* **What to produce**: Reproduce each record exactly, leaving nothing out.

* **Task input**:
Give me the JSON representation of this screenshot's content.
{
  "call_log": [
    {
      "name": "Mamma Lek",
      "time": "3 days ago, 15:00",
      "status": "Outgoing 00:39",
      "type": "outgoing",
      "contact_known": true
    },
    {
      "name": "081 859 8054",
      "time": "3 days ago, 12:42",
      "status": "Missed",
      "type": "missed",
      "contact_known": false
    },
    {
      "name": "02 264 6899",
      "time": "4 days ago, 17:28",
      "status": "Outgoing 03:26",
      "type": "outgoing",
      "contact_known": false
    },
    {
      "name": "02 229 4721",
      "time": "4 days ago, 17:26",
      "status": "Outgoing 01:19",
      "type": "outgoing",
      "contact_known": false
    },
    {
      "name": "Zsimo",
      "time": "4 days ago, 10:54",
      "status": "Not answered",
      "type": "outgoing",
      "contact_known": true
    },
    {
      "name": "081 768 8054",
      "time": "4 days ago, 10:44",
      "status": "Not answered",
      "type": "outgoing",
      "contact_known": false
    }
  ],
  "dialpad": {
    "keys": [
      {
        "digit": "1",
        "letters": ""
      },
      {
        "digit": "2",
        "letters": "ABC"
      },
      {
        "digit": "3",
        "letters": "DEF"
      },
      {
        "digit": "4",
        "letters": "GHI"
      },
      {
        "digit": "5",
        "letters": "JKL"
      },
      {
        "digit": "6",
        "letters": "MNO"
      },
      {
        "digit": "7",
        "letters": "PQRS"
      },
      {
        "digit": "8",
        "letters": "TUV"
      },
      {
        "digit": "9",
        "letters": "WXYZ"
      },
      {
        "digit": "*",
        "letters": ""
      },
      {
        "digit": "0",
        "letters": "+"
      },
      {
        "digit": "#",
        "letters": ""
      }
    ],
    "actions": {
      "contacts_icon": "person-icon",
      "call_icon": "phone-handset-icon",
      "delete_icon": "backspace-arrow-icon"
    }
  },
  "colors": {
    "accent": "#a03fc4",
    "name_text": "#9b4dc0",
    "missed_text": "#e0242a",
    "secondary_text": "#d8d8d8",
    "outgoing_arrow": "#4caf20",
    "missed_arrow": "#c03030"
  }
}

* **Expected answer**:
Give me the JSON representation of this screenshot's content.
{
  "call_log": [
    {
      "name": "Mamma Lek",
      "time": "3 days ago, 15:00",
      "status": "Outgoing 00:39",
      "type": "outgoing",
      "contact_known": true
    },
    {
      "name": "081 859 8054",
      "time": "3 days ago, 12:42",
      "status": "Missed",
      "type": "missed",
      "contact_known": false
    },
    {
      "name": "02 264 6899",
      "time": "4 days ago, 17:28",
      "status": "Outgoing 03:26",
      "type": "outgoing",
      "contact_known": false
    },
    {
      "name": "02 229 4721",
      "time": "4 days ago, 17:26",
      "status": "Outgoing 01:19",
      "type": "outgoing",
      "contact_known": false
    },
    {
      "name": "Zsimo",
      "time": "4 days ago, 10:54",
      "status": "Not answered",
      "type": "outgoing",
      "contact_known": true
    },
    {
      "name": "081 768 8054",
      "time": "4 days ago, 10:44",
      "status": "Not answered",
      "type": "outgoing",
      "contact_known": false
    }
  ],
  "dialpad": {
    "keys": [
      {
        "digit": "1",
        "letters": ""
      },
      {
        "digit": "2",
        "letters": "ABC"
      },
      {
        "digit": "3",
        "letters": "DEF"
      },
      {
        "digit": "4",
        "letters": "GHI"
      },
      {
        "digit": "5",
        "letters": "JKL"
      },
      {
        "digit": "6",
        "letters": "MNO"
      },
      {
        "digit": "7",
        "letters": "PQRS"
      },
      {
        "digit": "8",
        "letters": "TUV"
      },
      {
        "digit": "9",
        "letters": "WXYZ"
      },
      {
        "digit": "*",
        "letters": ""
      },
      {
        "digit": "0",
        "letters": "+"
      },
      {
        "digit": "#",
        "letters": ""
      }
    ],
    "actions": {
      "contacts_icon": "person-icon",
      "call_icon": "phone-handset-icon",
      "delete_icon": "backspace-arrow-icon"
    }
  },
  "colors": {
    "accent": "#a03fc4",
    "name_text": "#9b4dc0",
    "missed_text": "#e0242a",
    "secondary_text": "#d8d8d8",
    "outgoing_arrow": "#4caf20",
    "missed_arrow": "#c03030"
  }
}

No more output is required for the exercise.